How to complete this task:
Could you copy each line of the entries that contains "strefach"?

[Data records for software interfaces]
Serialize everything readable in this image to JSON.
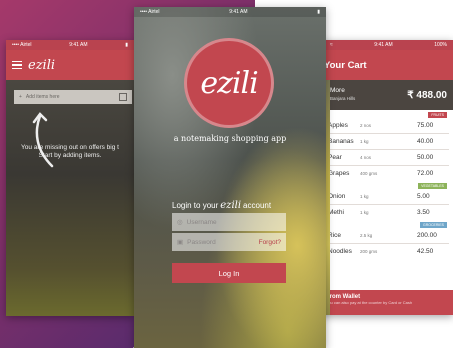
{
  "colors": {
    "brand": "#c2474f",
    "dark_overlay": "#4b4540"
  },
  "left_phone": {
    "status": {
      "carrier": "•••• Airtel",
      "time": "9:41 AM"
    },
    "brand": "ezili",
    "add_items_placeholder": "Add items here",
    "empty_message_1": "You are missing out on offers big t",
    "empty_message_2": "Start by adding items.",
    "icons": [
      "menu-icon",
      "plus-icon",
      "grid-icon",
      "arrow-icon"
    ]
  },
  "center_phone": {
    "status": {
      "carrier": "•••• Airtel",
      "time": "9:41 AM"
    },
    "brand": "ezili",
    "tagline": "a notemaking shopping app",
    "login_prefix": "Login to your",
    "login_brand": "ezili",
    "login_suffix": "account",
    "username_placeholder": "Username",
    "password_placeholder": "Password",
    "forgot_label": "Forgot?",
    "login_button": "Log In"
  },
  "right_phone": {
    "status": {
      "time": "9:41 AM",
      "battery": "100%"
    },
    "title": "Your Cart",
    "store": {
      "name": "More",
      "sub": "Banjara Hills"
    },
    "total": "₹ 488.00",
    "sections": [
      {
        "tag": "FRUITS",
        "tag_color": "#c2474f",
        "items": [
          {
            "name": "Apples",
            "qty": "2 nos",
            "price": "75.00"
          },
          {
            "name": "Bananas",
            "qty": "1 kg",
            "price": "40.00"
          },
          {
            "name": "Pear",
            "qty": "4 nos",
            "price": "50.00"
          },
          {
            "name": "Grapes",
            "qty": "400 gms",
            "price": "72.00"
          }
        ]
      },
      {
        "tag": "VEGETABLES",
        "tag_color": "#8db35a",
        "items": [
          {
            "name": "Onion",
            "qty": "1 kg",
            "price": "5.00"
          },
          {
            "name": "Methi",
            "qty": "1 kg",
            "price": "3.50"
          }
        ]
      },
      {
        "tag": "GROCERIES",
        "tag_color": "#6fa6c9",
        "items": [
          {
            "name": "Rice",
            "qty": "2.5 kg",
            "price": "200.00"
          },
          {
            "name": "Noodles",
            "qty": "200 gms",
            "price": "42.50"
          }
        ]
      }
    ],
    "wallet_title": "From Wallet",
    "wallet_sub": "You can also pay at the counter by Card or Cash"
  }
}
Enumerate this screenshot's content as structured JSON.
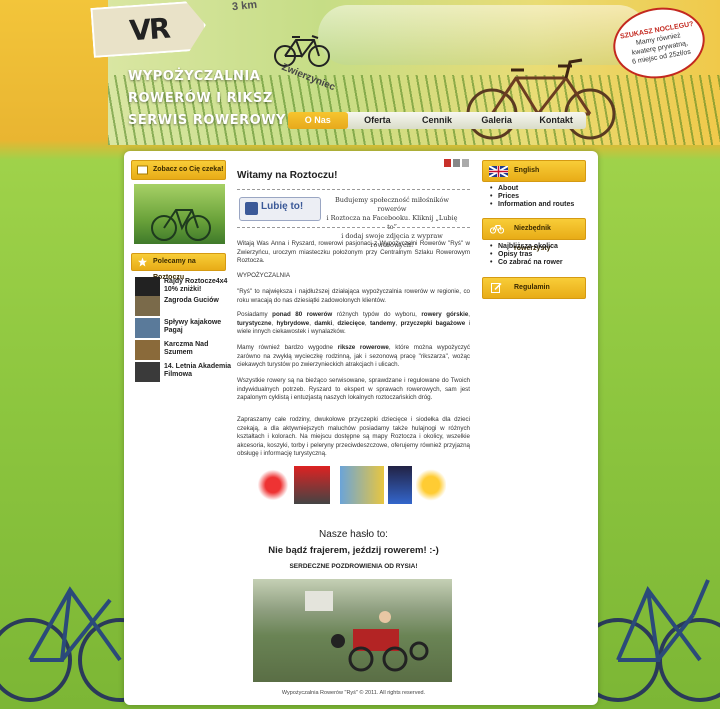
{
  "header": {
    "logo_text": "VR",
    "sign_text": "3 km",
    "sign_zwierz": "Zwierzyniec",
    "brand_lines": [
      "WYPOŻYCZALNIA",
      "ROWERÓW I RIKSZ",
      "SERWIS ROWEROWY"
    ],
    "promo": {
      "title": "SZUKASZ NOCLEGU?",
      "lines": [
        "Mamy również",
        "kwaterę prywatną,",
        "6 miejsc od 25zł/os"
      ]
    }
  },
  "nav": {
    "items": [
      "O Nas",
      "Oferta",
      "Cennik",
      "Galeria",
      "Kontakt"
    ],
    "active": "O Nas"
  },
  "left_sidebar": {
    "see_label": "Zobacz co Cię czeka!",
    "recommend_label": "Polecamy na Roztoczu",
    "recommend_items": [
      "Rajdy Roztocze4x4 10% zniżki!",
      "Zagroda Guciów",
      "Spływy kajakowe Pagaj",
      "Karczma Nad Szumem",
      "14. Letnia Akademia Filmowa"
    ]
  },
  "content": {
    "title": "Witamy na Roztoczu!",
    "fb_button": "Lubię to!",
    "fb_text_lines": [
      "Budujemy społeczność miłośników rowerów",
      "i Roztocza na Facebooku. Kliknij „Lubię to”",
      "i dodaj swoje zdjęcia z wypraw rowerowych!"
    ],
    "para_welcome": "Witają Was Anna i Ryszard, rowerowi pasjonaci z Wypożyczalni Rowerów \"Ryś\" w Zwierzyńcu, uroczym miasteczku położonym przy Centralnym Szlaku Rowerowym Roztocza.",
    "section_heading": "WYPOŻYCZALNIA",
    "para_intro": "\"Ryś\" to największa i najdłuższej działająca wypożyczalnia rowerów w regionie, co roku wracają do nas dziesiątki zadowolonych klientów.",
    "para_fleet": {
      "text1": "Posiadamy ",
      "bold1": "ponad 80 rowerów",
      "text2": " różnych typów do wyboru, ",
      "bold2": "rowery górskie",
      "text3": ", ",
      "bold3": "turystyczne",
      "text4": ", ",
      "bold4": "hybrydowe",
      "text5": ", ",
      "bold5": "damki",
      "text6": ", ",
      "bold6": "dziecięce",
      "text7": ", ",
      "bold7": "tandemy",
      "text8": ", ",
      "bold8": "przyczepki bagażowe",
      "text9": " i wiele innych ciekawostek i wynalazków."
    },
    "para_rickshaw": {
      "text1": "Mamy również bardzo wygodne ",
      "bold1": "riksze rowerowe",
      "text2": ", które można wypożyczyć zarówno na zwykłą wycieczkę rodzinną, jak i sezonową pracę \"rikszarza\", wożąc ciekawych turystów po zwierzynieckich atrakcjach i ulicach."
    },
    "para_service": "Wszystkie rowery są na bieżąco serwisowane, sprawdzane i regulowane do Twoich indywidualnych potrzeb. Ryszard to ekspert w sprawach rowerowych, sam jest zapalonym cyklistą i entuzjastą naszych lokalnych roztoczańskich dróg.",
    "para_family": "Zapraszamy całe rodziny, dwukołowe przyczepki dziecięce i siodełka dla dzieci czekają, a dla aktywniejszych maluchów posiadamy także hulajnogi w różnych kształtach i kolorach. Na miejscu dostępne są mapy Roztocza i okolicy, wszelkie akcesoria, koszyki, torby i peleryny przeciwdeszczowe, oferujemy również przyjazną obsługę i informację turystyczną.",
    "motto": "Nasze hasło to:",
    "slogan": "Nie bądź frajerem, jeździj rowerem! :-)",
    "greeting": "SERDECZNE POZDROWIENIA OD RYSIA!",
    "footer": "Wypożyczalnia Rowerów \"Ryś\" © 2011. All rights reserved."
  },
  "right_sidebar": {
    "lang_label": "English",
    "lang_links": [
      "About",
      "Prices",
      "Information and routes"
    ],
    "guide_label": "Niezbędnik rowerzysty",
    "guide_links": [
      "Najbliższa okolica",
      "Opisy tras",
      "Co zabrać na rower"
    ],
    "rules_label": "Regulamin"
  },
  "colors": {
    "accent_yellow": "#f6c52f",
    "background_green": "#8dc63f",
    "facebook_blue": "#3b5998",
    "promo_red": "#c3281f"
  }
}
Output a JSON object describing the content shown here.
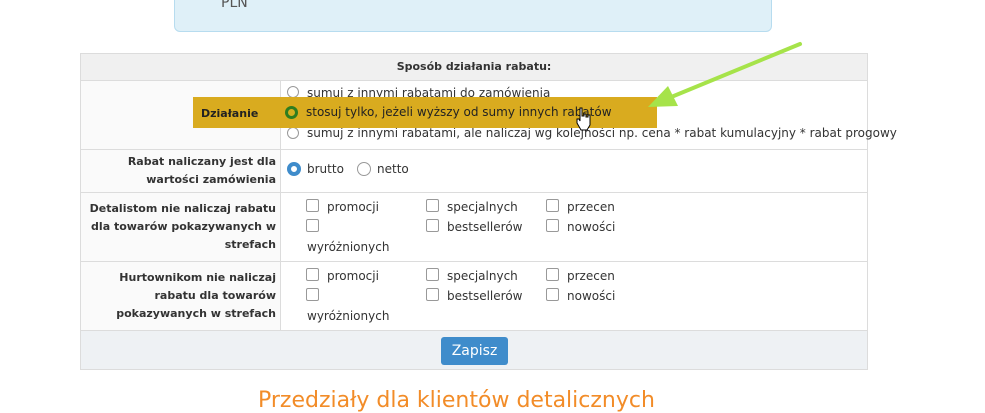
{
  "info_box": {
    "text": "PLN"
  },
  "settings": {
    "title": "Sposób działania rabatu:",
    "action": {
      "label": "Działanie",
      "options": [
        "sumuj z innymi rabatami do zamówienia",
        "stosuj tylko, jeżeli wyższy od sumy innych rabatów",
        "sumuj z innymi rabatami, ale naliczaj wg kolejności np. cena * rabat kumulacyjny * rabat progowy"
      ],
      "selected_index": 1
    },
    "value_basis": {
      "label": "Rabat naliczany jest dla wartości zamówienia",
      "options": [
        "brutto",
        "netto"
      ],
      "selected_index": 0
    },
    "retail_exclude": {
      "label": "Detalistom nie naliczaj rabatu dla towarów pokazywanych w strefach",
      "options": [
        "promocji",
        "specjalnych",
        "przecen",
        "wyróżnionych",
        "bestsellerów",
        "nowości"
      ]
    },
    "wholesale_exclude": {
      "label": "Hurtownikom nie naliczaj rabatu dla towarów pokazywanych w strefach",
      "options": [
        "promocji",
        "specjalnych",
        "przecen",
        "wyróżnionych",
        "bestsellerów",
        "nowości"
      ]
    },
    "save_label": "Zapisz"
  },
  "section_title": "Przedziały dla klientów detalicznych",
  "colors": {
    "accent": "#3f8ccb",
    "highlight": "#d9ab1f",
    "arrow": "#a6e34a",
    "title": "#f28c28"
  },
  "icons": [
    "hand-cursor-icon",
    "pointer-arrow-icon"
  ]
}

Expected answer:
      "label": "Detalistom nie naliczaj rabatu dla towarów pokazywanych w strefach",
      "label": "Hurtownikom nie naliczaj rabatu dla towarów pokazywanych w strefach",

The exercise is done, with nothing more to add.